Can the defense stop Miles Sanders?

This one, thankfully, was fine. Penn State only had three successful runs from someone other than McSorley, as Sanders finished with 16 carries for 43 yards (2.7 yards per carry) with a long of just 12 yards. Penn State had a 31 percent rushing success rate overall, and almost all of that came from McSorley’s scrambles and designed runs, as mentioned above. Without being able to lean on the run, Penn State lacked a base level of efficiency and was forced to rely on McSorley and explosive plays to fill the gaps.
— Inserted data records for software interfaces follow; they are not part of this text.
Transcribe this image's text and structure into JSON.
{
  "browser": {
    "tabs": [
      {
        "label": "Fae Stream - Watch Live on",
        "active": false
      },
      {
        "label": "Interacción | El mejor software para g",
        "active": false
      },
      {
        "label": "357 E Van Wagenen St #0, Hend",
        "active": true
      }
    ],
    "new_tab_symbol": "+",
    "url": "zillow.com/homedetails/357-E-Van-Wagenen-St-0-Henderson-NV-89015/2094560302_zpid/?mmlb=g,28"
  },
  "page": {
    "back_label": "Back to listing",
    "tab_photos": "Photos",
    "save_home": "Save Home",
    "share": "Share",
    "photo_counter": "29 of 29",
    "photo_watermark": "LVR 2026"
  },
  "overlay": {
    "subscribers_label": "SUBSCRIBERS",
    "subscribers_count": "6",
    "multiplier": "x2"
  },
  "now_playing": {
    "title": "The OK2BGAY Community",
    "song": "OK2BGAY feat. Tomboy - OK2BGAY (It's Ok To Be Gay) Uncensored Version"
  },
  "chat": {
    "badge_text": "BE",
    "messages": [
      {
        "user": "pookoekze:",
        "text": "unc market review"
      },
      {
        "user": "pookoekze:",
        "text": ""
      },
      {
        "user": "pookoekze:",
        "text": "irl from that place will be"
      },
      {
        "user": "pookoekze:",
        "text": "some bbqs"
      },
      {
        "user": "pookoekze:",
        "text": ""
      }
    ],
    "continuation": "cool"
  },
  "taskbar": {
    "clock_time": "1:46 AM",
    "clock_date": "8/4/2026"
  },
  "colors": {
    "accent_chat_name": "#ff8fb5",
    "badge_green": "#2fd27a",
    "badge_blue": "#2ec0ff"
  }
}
On one level that’s great news for the defense, because limiting opponents’ efficiency is probably the most important thing you can do. Most of the time, Ohio State’s 15th ranking in overall defensive success rate (38th in marginal efficiency) is going to be enough. But it also allows individual explosive plays to have a large impact on the game’s outcome. Overall though, besides the coaching staff being slow to adjust to McSorley’s running, I think you can come away from this game encouraged by the defense’s performance.
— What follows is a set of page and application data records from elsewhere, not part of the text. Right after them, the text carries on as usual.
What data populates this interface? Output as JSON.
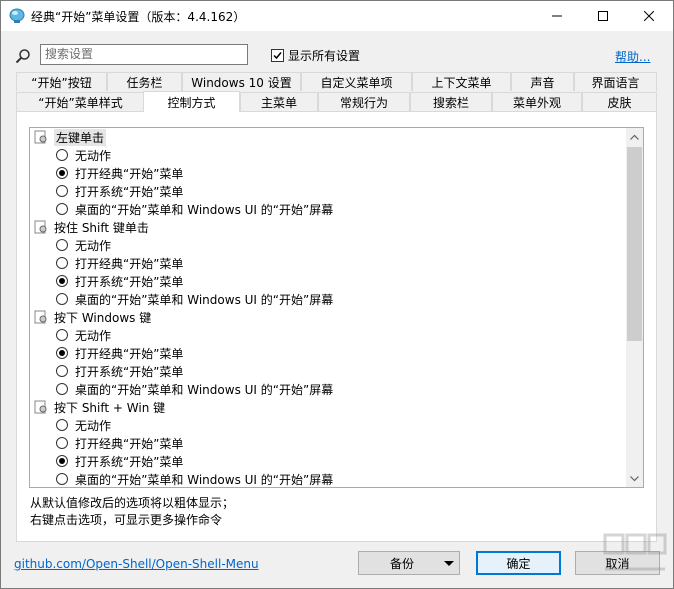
{
  "window": {
    "title": "经典“开始”菜单设置（版本：4.4.162）"
  },
  "search": {
    "placeholder": "搜索设置",
    "show_all_label": "显示所有设置",
    "show_all_checked": true,
    "help_label": "帮助..."
  },
  "tabs_row1": [
    {
      "label": "“开始”按钮"
    },
    {
      "label": "任务栏"
    },
    {
      "label": "Windows 10 设置"
    },
    {
      "label": "自定义菜单项"
    },
    {
      "label": "上下文菜单"
    },
    {
      "label": "声音"
    },
    {
      "label": "界面语言"
    }
  ],
  "tabs_row2": [
    {
      "label": "“开始”菜单样式"
    },
    {
      "label": "控制方式",
      "active": true
    },
    {
      "label": "主菜单"
    },
    {
      "label": "常规行为"
    },
    {
      "label": "搜索栏"
    },
    {
      "label": "菜单外观"
    },
    {
      "label": "皮肤"
    }
  ],
  "groups": [
    {
      "label": "左键单击",
      "options": [
        {
          "label": "无动作",
          "selected": false
        },
        {
          "label": "打开经典“开始”菜单",
          "selected": true
        },
        {
          "label": "打开系统“开始”菜单",
          "selected": false
        },
        {
          "label": "桌面的“开始”菜单和 Windows UI 的“开始”屏幕",
          "selected": false
        }
      ]
    },
    {
      "label": "按住 Shift 键单击",
      "options": [
        {
          "label": "无动作",
          "selected": false
        },
        {
          "label": "打开经典“开始”菜单",
          "selected": false
        },
        {
          "label": "打开系统“开始”菜单",
          "selected": true
        },
        {
          "label": "桌面的“开始”菜单和 Windows UI 的“开始”屏幕",
          "selected": false
        }
      ]
    },
    {
      "label": "按下 Windows 键",
      "options": [
        {
          "label": "无动作",
          "selected": false
        },
        {
          "label": "打开经典“开始”菜单",
          "selected": true
        },
        {
          "label": "打开系统“开始”菜单",
          "selected": false
        },
        {
          "label": "桌面的“开始”菜单和 Windows UI 的“开始”屏幕",
          "selected": false
        }
      ]
    },
    {
      "label": "按下 Shift + Win 键",
      "options": [
        {
          "label": "无动作",
          "selected": false
        },
        {
          "label": "打开经典“开始”菜单",
          "selected": false
        },
        {
          "label": "打开系统“开始”菜单",
          "selected": true
        },
        {
          "label": "桌面的“开始”菜单和 Windows UI 的“开始”屏幕",
          "selected": false
        }
      ]
    }
  ],
  "description": {
    "line1": "从默认值修改后的选项将以粗体显示；",
    "line2": "右键点击选项，可显示更多操作命令"
  },
  "footer": {
    "link": "github.com/Open-Shell/Open-Shell-Menu",
    "backup_label": "备份",
    "ok_label": "确定",
    "cancel_label": "取消"
  },
  "colors": {
    "accent": "#0078d7",
    "link": "#0066cc"
  }
}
Will Ohio State’s pass rush still get to McSorely?

Kind of. Four sacks and 11 tackles for loss is a great performance against a much better PSU offensive line.

But McSorley had 175 rushing yards on 25 carries (seven yard average). McSorley runs were 39 percent of all of Penn State’s successful plays, and 75 percent of their successful runs were from McSorley. Ohio State probably won’t play a running quarterback with his abilities for the rest of the season (unless they get matched up with Kyler Murray and Oklahoma in the postseason), but it’s something to watch for.
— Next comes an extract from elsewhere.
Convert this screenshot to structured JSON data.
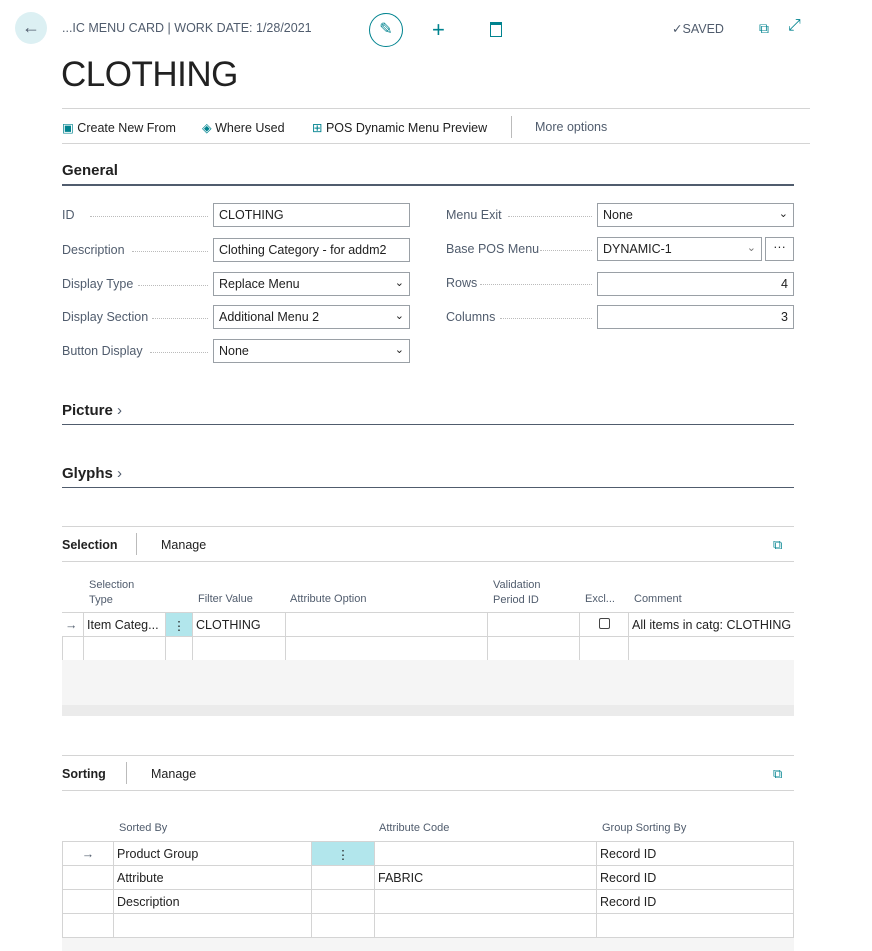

If Penn State creates a scoring opportunity, can Ohio State keep them from getting a touchdown?

The defense was just good enough here to win. Penn State had a slightly higher drive efficiency (the percentage of possessions that are scoring opportunities, which is getting a first down inside your opponent’s 40 yard line), with one more scoring opportunity overall.

But Ohio State did a better job near their end zone, allowing 4.3 points per scoring opportunity to Penn State’s 5.4. This includes the absolutely critical tipped pass by Chase Young on fourth-and-one at the end of the third quarter. Ohio State also forced a field goal on Penn State’s first scoring opportunity.

Other notes

  • Short yardage situations: One thing Ohio State really needs to work on is short yardage situations. On 4th-and-1 at midfield, down six with 10 minutes to go, Ohio State ran what looked like an inside zone read that Haskins failed to pick up. Penn State knew what was coming and loaded the box, while Haskins— being not J.T. Barrett— couldn’t get the one yard. Penn State would use the advantageous field position to score on the following drive and put the game at 26-14. Ohio State’s run game has been strong, but not world-beating this year, and that applies to the short yardage run game.
  • Explosive plays on passing downs: We usually talk about the defense’s explosive play struggles overall, but I think we should really zero in on passing downs. Even heading in to the game, Ohio State ranked fourth in the country on standard downs marginal explosiveness, but, insanely, 129th in the same metric on passing downs. The 93-yard run allowed against TCU was on third down, just like Hamler’s 93-yard catch-and-run on the Penn State 7-yard line last night. That should make us think that it’s not just poor tackling and angles from linebackers and secondary, but also something with the scheme on passing downs.
  • Penalties. Ten penalties for over 100 yards is obviously bad. Ohio State ranks 117th in penalty yards allowed per game, with 80.6. Ohio State ranked 114th in penalty yards per game last year, but was in the 40s and 50s the previous three seasons.
  • Win projections. S&P+ win probabilities will be updated soon, but heading in to the game, Ohio State only has two more games with a win probability under 88 percent — 74 percent vs. Michigan State and 67 percent vs. Michigan. We’ll see how those projections change after this week’s results, but that’s encouraging (especially for the division race).